Items from a dataset
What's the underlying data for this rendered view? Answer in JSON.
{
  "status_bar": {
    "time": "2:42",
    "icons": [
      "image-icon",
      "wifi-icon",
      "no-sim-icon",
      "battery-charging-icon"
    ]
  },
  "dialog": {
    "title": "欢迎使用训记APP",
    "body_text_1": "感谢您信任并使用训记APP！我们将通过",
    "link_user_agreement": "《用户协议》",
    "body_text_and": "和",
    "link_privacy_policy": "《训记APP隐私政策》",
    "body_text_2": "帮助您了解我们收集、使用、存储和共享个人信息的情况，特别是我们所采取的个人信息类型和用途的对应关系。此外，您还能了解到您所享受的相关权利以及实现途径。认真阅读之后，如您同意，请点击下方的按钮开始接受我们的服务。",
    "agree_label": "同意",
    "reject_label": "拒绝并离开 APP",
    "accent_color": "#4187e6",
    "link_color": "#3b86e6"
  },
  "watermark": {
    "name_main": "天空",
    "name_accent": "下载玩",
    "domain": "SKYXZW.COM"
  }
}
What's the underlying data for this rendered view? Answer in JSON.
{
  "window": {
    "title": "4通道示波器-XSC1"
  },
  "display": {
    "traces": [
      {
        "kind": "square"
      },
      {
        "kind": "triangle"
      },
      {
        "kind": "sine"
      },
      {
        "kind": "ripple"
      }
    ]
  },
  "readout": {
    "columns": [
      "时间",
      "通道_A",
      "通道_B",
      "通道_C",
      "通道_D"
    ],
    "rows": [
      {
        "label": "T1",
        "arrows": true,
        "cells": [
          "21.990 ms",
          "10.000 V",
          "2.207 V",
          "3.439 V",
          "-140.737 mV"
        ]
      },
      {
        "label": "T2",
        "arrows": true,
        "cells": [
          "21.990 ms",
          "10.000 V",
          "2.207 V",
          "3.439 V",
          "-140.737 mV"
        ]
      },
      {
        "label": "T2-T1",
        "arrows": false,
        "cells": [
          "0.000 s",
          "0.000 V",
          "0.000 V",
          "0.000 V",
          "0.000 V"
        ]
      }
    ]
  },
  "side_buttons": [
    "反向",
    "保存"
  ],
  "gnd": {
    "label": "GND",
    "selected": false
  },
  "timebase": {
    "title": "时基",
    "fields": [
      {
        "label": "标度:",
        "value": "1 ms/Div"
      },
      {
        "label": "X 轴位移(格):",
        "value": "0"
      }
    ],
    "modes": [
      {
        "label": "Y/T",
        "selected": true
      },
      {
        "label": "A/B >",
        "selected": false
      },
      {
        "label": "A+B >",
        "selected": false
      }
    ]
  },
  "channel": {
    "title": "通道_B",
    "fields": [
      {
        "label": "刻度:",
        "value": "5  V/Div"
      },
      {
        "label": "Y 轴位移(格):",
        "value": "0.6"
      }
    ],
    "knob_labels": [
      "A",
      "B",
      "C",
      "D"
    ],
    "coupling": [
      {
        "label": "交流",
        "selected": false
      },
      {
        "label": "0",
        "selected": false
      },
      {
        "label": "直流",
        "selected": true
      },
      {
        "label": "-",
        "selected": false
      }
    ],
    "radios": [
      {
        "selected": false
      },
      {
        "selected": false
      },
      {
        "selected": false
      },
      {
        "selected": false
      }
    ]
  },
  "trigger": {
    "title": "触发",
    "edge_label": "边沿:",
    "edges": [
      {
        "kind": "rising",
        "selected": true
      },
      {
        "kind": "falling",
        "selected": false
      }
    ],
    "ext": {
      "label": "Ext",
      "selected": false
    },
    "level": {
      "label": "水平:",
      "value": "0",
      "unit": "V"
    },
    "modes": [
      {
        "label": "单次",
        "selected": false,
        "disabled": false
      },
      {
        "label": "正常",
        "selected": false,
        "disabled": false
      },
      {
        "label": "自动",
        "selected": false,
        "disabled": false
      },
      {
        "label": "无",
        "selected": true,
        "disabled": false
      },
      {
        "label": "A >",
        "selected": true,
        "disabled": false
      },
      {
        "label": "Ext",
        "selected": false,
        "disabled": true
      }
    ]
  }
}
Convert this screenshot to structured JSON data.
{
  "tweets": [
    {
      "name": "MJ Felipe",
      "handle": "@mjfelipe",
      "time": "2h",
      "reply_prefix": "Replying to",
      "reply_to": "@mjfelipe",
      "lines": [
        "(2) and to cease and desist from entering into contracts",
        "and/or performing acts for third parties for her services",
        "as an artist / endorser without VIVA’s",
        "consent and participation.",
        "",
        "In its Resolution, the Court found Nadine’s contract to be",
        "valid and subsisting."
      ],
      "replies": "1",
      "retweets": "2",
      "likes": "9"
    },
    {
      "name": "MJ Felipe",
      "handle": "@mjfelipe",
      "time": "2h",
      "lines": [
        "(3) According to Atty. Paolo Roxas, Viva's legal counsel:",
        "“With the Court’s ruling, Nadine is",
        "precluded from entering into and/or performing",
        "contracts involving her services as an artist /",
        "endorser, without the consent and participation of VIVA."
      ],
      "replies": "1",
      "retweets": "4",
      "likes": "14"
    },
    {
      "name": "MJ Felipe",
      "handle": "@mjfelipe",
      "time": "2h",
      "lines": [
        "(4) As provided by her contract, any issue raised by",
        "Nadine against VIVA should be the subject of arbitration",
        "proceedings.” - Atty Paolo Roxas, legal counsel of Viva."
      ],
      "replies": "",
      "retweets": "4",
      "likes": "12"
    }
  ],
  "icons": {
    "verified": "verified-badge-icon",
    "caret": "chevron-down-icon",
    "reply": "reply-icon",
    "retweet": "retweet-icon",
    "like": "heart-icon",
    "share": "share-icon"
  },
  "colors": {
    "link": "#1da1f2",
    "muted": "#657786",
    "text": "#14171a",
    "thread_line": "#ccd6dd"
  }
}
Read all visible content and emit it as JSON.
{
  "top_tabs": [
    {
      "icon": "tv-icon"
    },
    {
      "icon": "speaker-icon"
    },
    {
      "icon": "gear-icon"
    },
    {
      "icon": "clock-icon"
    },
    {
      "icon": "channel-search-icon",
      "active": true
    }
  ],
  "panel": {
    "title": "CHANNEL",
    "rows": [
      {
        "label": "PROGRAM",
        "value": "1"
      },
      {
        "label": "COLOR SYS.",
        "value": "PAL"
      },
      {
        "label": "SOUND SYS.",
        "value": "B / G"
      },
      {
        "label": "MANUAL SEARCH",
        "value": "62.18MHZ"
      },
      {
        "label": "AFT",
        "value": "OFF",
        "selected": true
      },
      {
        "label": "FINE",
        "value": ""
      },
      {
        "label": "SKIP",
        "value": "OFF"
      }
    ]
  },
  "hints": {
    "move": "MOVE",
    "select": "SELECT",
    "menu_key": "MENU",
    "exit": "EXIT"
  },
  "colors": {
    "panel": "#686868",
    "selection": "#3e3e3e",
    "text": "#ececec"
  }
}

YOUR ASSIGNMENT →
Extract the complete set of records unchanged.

TASK SOLUTION →
What's the underlying data for this rendered view? Answer in JSON.
{
  "status_bar": {
    "time": "2:42",
    "icons": [
      "image-icon",
      "wifi-icon",
      "no-sim-icon",
      "battery-charging-icon"
    ]
  },
  "dialog": {
    "title": "欢迎使用训记APP",
    "body_text_1": "感谢您信任并使用训记APP！我们将通过",
    "link_user_agreement": "《用户协议》",
    "body_text_and": "和",
    "link_privacy_policy": "《训记APP隐私政策》",
    "body_text_2": "帮助您了解我们收集、使用、存储和共享个人信息的情况，特别是我们所采取的个人信息类型和用途的对应关系。此外，您还能了解到您所享受的相关权利以及实现途径。认真阅读之后，如您同意，请点击下方的按钮开始接受我们的服务。",
    "agree_label": "同意",
    "reject_label": "拒绝并离开 APP",
    "accent_color": "#4187e6",
    "link_color": "#3b86e6"
  },
  "watermark": {
    "name_main": "天空",
    "name_accent": "下载玩",
    "domain": "SKYXZW.COM"
  }
}
What's the underlying data for this rendered view? Answer in JSON.
{
  "window": {
    "title": "4通道示波器-XSC1"
  },
  "display": {
    "traces": [
      {
        "kind": "square"
      },
      {
        "kind": "triangle"
      },
      {
        "kind": "sine"
      },
      {
        "kind": "ripple"
      }
    ]
  },
  "readout": {
    "columns": [
      "时间",
      "通道_A",
      "通道_B",
      "通道_C",
      "通道_D"
    ],
    "rows": [
      {
        "label": "T1",
        "arrows": true,
        "cells": [
          "21.990 ms",
          "10.000 V",
          "2.207 V",
          "3.439 V",
          "-140.737 mV"
        ]
      },
      {
        "label": "T2",
        "arrows": true,
        "cells": [
          "21.990 ms",
          "10.000 V",
          "2.207 V",
          "3.439 V",
          "-140.737 mV"
        ]
      },
      {
        "label": "T2-T1",
        "arrows": false,
        "cells": [
          "0.000 s",
          "0.000 V",
          "0.000 V",
          "0.000 V",
          "0.000 V"
        ]
      }
    ]
  },
  "side_buttons": [
    "反向",
    "保存"
  ],
  "gnd": {
    "label": "GND",
    "selected": false
  },
  "timebase": {
    "title": "时基",
    "fields": [
      {
        "label": "标度:",
        "value": "1 ms/Div"
      },
      {
        "label": "X 轴位移(格):",
        "value": "0"
      }
    ],
    "modes": [
      {
        "label": "Y/T",
        "selected": true
      },
      {
        "label": "A/B >",
        "selected": false
      },
      {
        "label": "A+B >",
        "selected": false
      }
    ]
  },
  "channel": {
    "title": "通道_B",
    "fields": [
      {
        "label": "刻度:",
        "value": "5  V/Div"
      },
      {
        "label": "Y 轴位移(格):",
        "value": "0.6"
      }
    ],
    "knob_labels": [
      "A",
      "B",
      "C",
      "D"
    ],
    "coupling": [
      {
        "label": "交流",
        "selected": false
      },
      {
        "label": "0",
        "selected": false
      },
      {
        "label": "直流",
        "selected": true
      },
      {
        "label": "-",
        "selected": false
      }
    ],
    "radios": [
      {
        "selected": false
      },
      {
        "selected": false
      },
      {
        "selected": false
      },
      {
        "selected": false
      }
    ]
  },
  "trigger": {
    "title": "触发",
    "edge_label": "边沿:",
    "edges": [
      {
        "kind": "rising",
        "selected": true
      },
      {
        "kind": "falling",
        "selected": false
      }
    ],
    "ext": {
      "label": "Ext",
      "selected": false
    },
    "level": {
      "label": "水平:",
      "value": "0",
      "unit": "V"
    },
    "modes": [
      {
        "label": "单次",
        "selected": false,
        "disabled": false
      },
      {
        "label": "正常",
        "selected": false,
        "disabled": false
      },
      {
        "label": "自动",
        "selected": false,
        "disabled": false
      },
      {
        "label": "无",
        "selected": true,
        "disabled": false
      },
      {
        "label": "A >",
        "selected": true,
        "disabled": false
      },
      {
        "label": "Ext",
        "selected": false,
        "disabled": true
      }
    ]
  }
}
Convert this screenshot to structured JSON data.
{
  "tweets": [
    {
      "name": "MJ Felipe",
      "handle": "@mjfelipe",
      "time": "2h",
      "reply_prefix": "Replying to",
      "reply_to": "@mjfelipe",
      "lines": [
        "(2) and to cease and desist from entering into contracts",
        "and/or performing acts for third parties for her services",
        "as an artist / endorser without VIVA’s",
        "consent and participation.",
        "",
        "In its Resolution, the Court found Nadine’s contract to be",
        "valid and subsisting."
      ],
      "replies": "1",
      "retweets": "2",
      "likes": "9"
    },
    {
      "name": "MJ Felipe",
      "handle": "@mjfelipe",
      "time": "2h",
      "lines": [
        "(3) According to Atty. Paolo Roxas, Viva's legal counsel:",
        "“With the Court’s ruling, Nadine is",
        "precluded from entering into and/or performing",
        "contracts involving her services as an artist /",
        "endorser, without the consent and participation of VIVA."
      ],
      "replies": "1",
      "retweets": "4",
      "likes": "14"
    },
    {
      "name": "MJ Felipe",
      "handle": "@mjfelipe",
      "time": "2h",
      "lines": [
        "(4) As provided by her contract, any issue raised by",
        "Nadine against VIVA should be the subject of arbitration",
        "proceedings.” - Atty Paolo Roxas, legal counsel of Viva."
      ],
      "replies": "",
      "retweets": "4",
      "likes": "12"
    }
  ],
  "icons": {
    "verified": "verified-badge-icon",
    "caret": "chevron-down-icon",
    "reply": "reply-icon",
    "retweet": "retweet-icon",
    "like": "heart-icon",
    "share": "share-icon"
  },
  "colors": {
    "link": "#1da1f2",
    "muted": "#657786",
    "text": "#14171a",
    "thread_line": "#ccd6dd"
  }
}
Read all visible content and emit it as JSON.
{
  "top_tabs": [
    {
      "icon": "tv-icon"
    },
    {
      "icon": "speaker-icon"
    },
    {
      "icon": "gear-icon"
    },
    {
      "icon": "clock-icon"
    },
    {
      "icon": "channel-search-icon",
      "active": true
    }
  ],
  "panel": {
    "title": "CHANNEL",
    "rows": [
      {
        "label": "PROGRAM",
        "value": "1"
      },
      {
        "label": "COLOR SYS.",
        "value": "PAL"
      },
      {
        "label": "SOUND SYS.",
        "value": "B / G"
      },
      {
        "label": "MANUAL SEARCH",
        "value": "62.18MHZ"
      },
      {
        "label": "AFT",
        "value": "OFF",
        "selected": true
      },
      {
        "label": "FINE",
        "value": ""
      },
      {
        "label": "SKIP",
        "value": "OFF"
      }
    ]
  },
  "hints": {
    "move": "MOVE",
    "select": "SELECT",
    "menu_key": "MENU",
    "exit": "EXIT"
  },
  "colors": {
    "panel": "#686868",
    "selection": "#3e3e3e",
    "text": "#ececec"
  }
}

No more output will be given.